### Extracted entries:
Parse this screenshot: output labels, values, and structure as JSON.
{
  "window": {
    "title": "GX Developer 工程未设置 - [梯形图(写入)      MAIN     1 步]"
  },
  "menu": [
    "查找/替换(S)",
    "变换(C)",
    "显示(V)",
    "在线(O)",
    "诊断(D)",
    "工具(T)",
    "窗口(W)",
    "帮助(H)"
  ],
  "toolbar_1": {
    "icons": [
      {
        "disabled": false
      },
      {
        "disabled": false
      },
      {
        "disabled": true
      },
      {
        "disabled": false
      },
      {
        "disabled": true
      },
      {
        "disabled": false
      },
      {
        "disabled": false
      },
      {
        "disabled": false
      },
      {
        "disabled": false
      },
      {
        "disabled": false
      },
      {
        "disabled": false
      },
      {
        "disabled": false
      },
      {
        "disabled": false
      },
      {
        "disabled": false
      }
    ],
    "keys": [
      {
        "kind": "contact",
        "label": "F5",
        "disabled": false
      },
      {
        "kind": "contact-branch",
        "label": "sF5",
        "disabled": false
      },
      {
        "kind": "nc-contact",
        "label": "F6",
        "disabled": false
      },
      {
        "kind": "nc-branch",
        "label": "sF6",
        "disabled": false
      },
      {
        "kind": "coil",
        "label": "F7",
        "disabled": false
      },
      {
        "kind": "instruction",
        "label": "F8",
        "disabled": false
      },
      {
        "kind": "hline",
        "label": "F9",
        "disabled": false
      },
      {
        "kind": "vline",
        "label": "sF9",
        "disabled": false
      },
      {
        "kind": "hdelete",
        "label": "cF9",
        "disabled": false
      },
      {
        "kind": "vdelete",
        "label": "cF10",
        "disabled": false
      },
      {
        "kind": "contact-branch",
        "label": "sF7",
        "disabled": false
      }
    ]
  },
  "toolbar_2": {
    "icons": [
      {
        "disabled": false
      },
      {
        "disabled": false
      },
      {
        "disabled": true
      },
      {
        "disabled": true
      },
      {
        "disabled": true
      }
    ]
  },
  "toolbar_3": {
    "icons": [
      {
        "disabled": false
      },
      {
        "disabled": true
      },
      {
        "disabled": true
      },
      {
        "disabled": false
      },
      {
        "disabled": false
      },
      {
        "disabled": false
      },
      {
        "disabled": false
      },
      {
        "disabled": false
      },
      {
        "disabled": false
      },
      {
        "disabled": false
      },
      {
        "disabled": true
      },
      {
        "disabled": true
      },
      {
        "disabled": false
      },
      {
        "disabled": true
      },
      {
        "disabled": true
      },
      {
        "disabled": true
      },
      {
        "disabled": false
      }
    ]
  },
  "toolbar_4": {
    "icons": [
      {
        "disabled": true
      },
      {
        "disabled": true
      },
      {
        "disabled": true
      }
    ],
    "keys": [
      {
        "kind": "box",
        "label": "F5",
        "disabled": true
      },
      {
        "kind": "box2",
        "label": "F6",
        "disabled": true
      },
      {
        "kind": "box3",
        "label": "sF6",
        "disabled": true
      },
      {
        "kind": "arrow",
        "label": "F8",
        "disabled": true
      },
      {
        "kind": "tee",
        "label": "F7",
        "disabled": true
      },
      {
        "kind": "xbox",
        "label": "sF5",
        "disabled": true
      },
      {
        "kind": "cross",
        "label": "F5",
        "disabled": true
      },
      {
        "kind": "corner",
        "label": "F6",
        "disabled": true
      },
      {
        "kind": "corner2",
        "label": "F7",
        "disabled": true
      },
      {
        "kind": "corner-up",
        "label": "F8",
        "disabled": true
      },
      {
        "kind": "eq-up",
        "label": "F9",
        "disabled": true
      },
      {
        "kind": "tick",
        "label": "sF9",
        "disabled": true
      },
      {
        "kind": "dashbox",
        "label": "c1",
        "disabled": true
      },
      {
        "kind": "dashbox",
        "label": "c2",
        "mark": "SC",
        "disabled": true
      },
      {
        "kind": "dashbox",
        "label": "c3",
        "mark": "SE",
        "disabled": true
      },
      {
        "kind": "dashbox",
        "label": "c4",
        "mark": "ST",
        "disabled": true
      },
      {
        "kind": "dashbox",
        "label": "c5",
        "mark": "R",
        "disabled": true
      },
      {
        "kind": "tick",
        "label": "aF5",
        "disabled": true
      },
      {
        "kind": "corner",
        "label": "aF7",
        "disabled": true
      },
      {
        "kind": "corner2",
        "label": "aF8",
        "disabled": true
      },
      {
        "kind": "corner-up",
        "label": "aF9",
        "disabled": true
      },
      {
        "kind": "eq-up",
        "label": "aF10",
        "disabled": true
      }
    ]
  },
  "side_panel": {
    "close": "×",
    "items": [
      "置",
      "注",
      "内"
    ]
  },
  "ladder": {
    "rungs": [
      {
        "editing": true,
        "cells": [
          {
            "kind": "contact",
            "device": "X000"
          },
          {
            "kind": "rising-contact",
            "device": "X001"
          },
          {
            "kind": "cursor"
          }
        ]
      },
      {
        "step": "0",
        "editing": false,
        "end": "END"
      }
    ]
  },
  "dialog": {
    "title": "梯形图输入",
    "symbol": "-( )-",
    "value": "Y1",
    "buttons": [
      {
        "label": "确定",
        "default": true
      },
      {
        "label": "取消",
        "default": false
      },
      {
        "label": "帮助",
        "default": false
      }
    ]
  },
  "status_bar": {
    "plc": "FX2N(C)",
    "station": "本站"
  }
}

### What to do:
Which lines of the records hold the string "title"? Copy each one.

### Solution for this task:
    "title": "GX Developer 工程未设置 - [梯形图(写入)      MAIN     1 步]"
    "title": "梯形图输入",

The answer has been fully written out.